“I think at the moment we have a good mix. We’ve got a few classics, a few semi-classics – which are races that have been here around 10-15 years, and then we’ve got new ones, which is always exciting. Take Zandvoort. It’s a classic circuit, but it hasn’t been run in a long time. Going back there will be interesting. Hanoi’s a completely new venue, which is, for sure, interesting, both for Formula One and Vietnam. I think at the moment there’s a good blend of new, semi-classic and classic tracks.”
It looks like Formula One will have a 22-race schedule next year. Are teams at their limit when it comes to preseason testing and the current slate of 21 races, or can another race be added?
“At the moment, when they’re talking of adding just one more race, it maybe means doing a bit less testing. We’re trying to find a way to do one more which means we don’t have to rotate people, but there is a point where you have to start rotating and giving people a few races off. At 22 races, I think there is enough understanding between the teams that we just need to do less activities in other areas to make up for the additional race.”
Rain in Germany provided Formula One the first opportunity to have a standing start on a wet track. It seemed race control did a thorough job of getting real-time feedback from drivers, and then the start took place without any major dramas. How did it all go from your standpoint, and knowing the weather is often a prominent fixture at Spa, could a wet standing start take place again?

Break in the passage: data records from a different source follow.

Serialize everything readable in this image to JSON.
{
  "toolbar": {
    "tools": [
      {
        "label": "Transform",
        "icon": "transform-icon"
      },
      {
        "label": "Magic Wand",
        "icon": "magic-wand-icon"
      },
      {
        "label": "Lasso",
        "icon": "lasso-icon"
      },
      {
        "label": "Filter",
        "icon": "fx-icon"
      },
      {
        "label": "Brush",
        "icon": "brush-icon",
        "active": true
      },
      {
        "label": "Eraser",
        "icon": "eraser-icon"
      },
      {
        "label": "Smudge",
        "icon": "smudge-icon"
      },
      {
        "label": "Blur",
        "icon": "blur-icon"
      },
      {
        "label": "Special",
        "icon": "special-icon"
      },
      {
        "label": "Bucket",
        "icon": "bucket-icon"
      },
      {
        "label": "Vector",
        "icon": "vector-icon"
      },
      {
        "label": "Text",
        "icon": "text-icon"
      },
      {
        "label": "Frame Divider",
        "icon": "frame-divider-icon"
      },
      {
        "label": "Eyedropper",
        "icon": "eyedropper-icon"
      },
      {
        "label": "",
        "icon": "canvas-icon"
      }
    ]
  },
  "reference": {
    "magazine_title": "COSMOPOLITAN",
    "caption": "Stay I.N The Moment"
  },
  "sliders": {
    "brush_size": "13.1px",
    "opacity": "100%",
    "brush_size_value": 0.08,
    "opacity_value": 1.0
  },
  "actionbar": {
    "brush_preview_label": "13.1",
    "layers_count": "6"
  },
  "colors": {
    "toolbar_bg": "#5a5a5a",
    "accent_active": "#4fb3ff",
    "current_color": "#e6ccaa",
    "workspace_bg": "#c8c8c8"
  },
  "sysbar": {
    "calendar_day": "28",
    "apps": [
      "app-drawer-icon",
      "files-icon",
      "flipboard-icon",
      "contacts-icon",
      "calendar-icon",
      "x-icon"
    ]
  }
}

“Hockenheim went very well. It’s the first time it was done. That doesn’t mean that the second time it will go well, but it’s always good when something goes well. Race control made the right decision with a standing start. That’s what agreed to. Surely if it rains at Spa, the conditions will determine if it’s a standing start, a rolling start, or if it’s dry. I don’t have that foresight in the weather.”